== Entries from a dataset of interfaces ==
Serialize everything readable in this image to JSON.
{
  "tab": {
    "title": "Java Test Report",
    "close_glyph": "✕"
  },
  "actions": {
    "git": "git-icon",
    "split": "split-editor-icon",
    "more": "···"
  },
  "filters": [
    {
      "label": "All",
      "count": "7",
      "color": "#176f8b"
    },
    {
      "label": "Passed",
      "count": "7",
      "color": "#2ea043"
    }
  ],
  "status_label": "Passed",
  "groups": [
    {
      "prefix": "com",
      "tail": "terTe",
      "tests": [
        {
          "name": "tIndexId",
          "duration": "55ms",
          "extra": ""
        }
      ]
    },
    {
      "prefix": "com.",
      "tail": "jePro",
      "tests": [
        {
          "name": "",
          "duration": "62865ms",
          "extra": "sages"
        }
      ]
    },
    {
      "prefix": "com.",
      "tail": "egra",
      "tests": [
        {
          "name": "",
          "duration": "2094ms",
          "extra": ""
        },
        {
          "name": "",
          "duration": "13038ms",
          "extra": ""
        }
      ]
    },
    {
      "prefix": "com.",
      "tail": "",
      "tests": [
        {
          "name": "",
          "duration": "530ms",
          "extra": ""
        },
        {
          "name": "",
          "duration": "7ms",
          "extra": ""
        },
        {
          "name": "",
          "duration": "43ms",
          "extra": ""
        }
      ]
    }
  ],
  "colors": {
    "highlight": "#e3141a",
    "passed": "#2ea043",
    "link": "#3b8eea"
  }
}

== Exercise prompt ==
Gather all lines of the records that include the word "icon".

== Task answer ==
    "git": "git-icon",
    "split": "split-editor-icon",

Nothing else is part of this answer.